Get Religion calls our attention to the remarks Bono made at the National Prayer Breakfast this past Thursday. While praising the U.S. and its churches for all they have done to address poverty and the AIDS crisis in Africa (which he described as a tsunami a month), he called upon the government to devote 1% of ita annual budget (amounting currently to $26 billion) to "the poorest people in the world."
Seems reasonable, no? A small price to pay, no? A drop in the bucket, no? He certainly meant it to be all these things--a tiny stretch for a nation that is already generous, a first step on the long road to dealing effectively with "the least of us" all over the world.
Of course, the devil, as they say, is in the details. Bono did speak of effective foreign assistance. I have it on pretty good authority that the money, by itself, very likely wont make a difference. So long as African governments are mired in corruption, too much of the aid will be stolen or wasted.

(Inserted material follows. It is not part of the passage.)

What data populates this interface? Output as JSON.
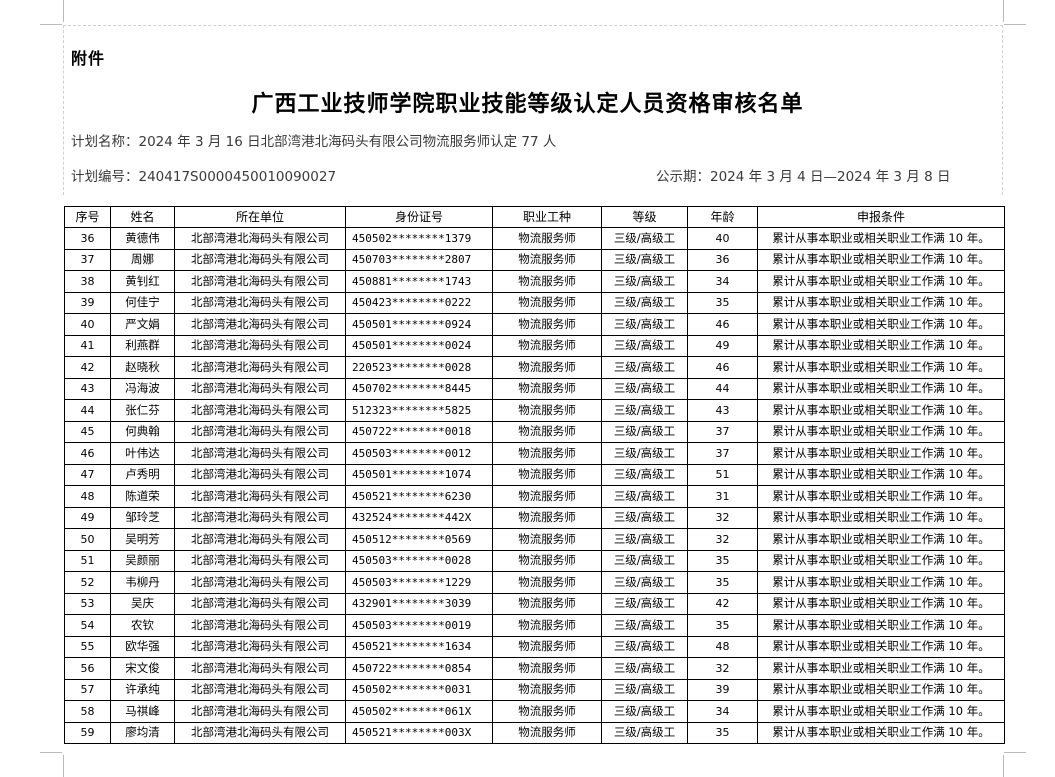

I suspect that Bono knows this, which is why he used the word "effective." But he was in the business of bearing prophetic witness, not making a real policy recommendation. Real policy might require addressing Africas political problems before its health and economic problems can be effectively addressed. Some might say that political health flows from economic health, that the economic comes first. But if the politicians are kleptocrats, there can be no economic growth and prosperity without changes at the top.
And of course, when were talking about the AIDS crisis, Bono also knows that government money cant necessarily be effectively spent, either by the government or by the various and sundry NGOs, as theyre currently configured. What to do?